Premature leakage of hot water was found for Type 304 steel tube. Most cracks started from the inner surface of the tube in contact with 60°C water containing 2 to 4ppm Cl-. A 304 tube, which had been used for several years and had thick film, showed markedly noble spontaneous potential, ESP, of 156mV vs. SCE at one day and later of 236mV, which could be atributed to residual chlorine injected into the water originally before heating. A specimen cut from the failured tube showed a pitting potential, V′C, less noble than 200mV. Such values of V′C lower than ESP were reproduced with 304 steel specimen which had been cold-rolled up to 66% and had martensite introduced. It was concluded that anodic dissolution started in a form of pitting at the martensite phase in the cold-rolled 304 tube in the highly oxidizing water and then developed into stress corrosion cracking under residual stress and the temperature higher than 50°C, critical one for Type 304 steel. Presented countermeaures are ensurement of solution-treatment for 304 steel tubing or use of Type 316 in place of Type 304.
Application of X-ray photoelectron spectroscopy (XPS) to corrosion science was introduced in both qualitative and semiquantitative aspects. In particular, abilities and limitations as a surface analytical technique were explained with practical examples.
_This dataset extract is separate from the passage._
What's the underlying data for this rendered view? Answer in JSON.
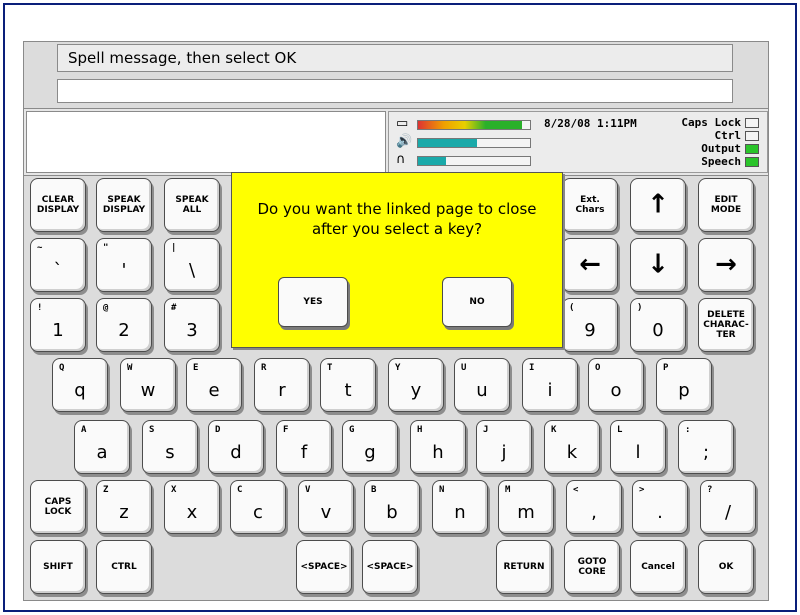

This paper explains bases of molecular orbital (MO) theories and reviews of applications of the MO theories to new developments of materials and inhibitions of corrosions of iron, steel and aluminum. Shapes and symmetries of atomic orbitals (AOs) and MOs are explained. Schrödinger equation is introduced understandably and physical meaning of each term of the equation is described. Application of the MO theories (Xα method) has been very succeeded to developments of super heat-stable Ti alloys. The applications are based on the bond order (B0) between a mother metallic atom and alloy atoms and are based on the energy level of d-AO of the alloy atom (Md). Electron densities (Q) of the C and N atoms in p-substituted anilines have been calculated by CNDO/2 method and the good correlations between Q and corrosion rate (K) and between Q and corrosion current (icorr) of a steel are obtained. Carboxylic acids inhibit the corrosion of Al and the O-H bound energy (ΔH) has theoretically been obtained by 6-31G calculations. The strong acid has small ΔH value and the acid dissolves easily in an equeous solution and the acid shows large corrosion inhibition effect.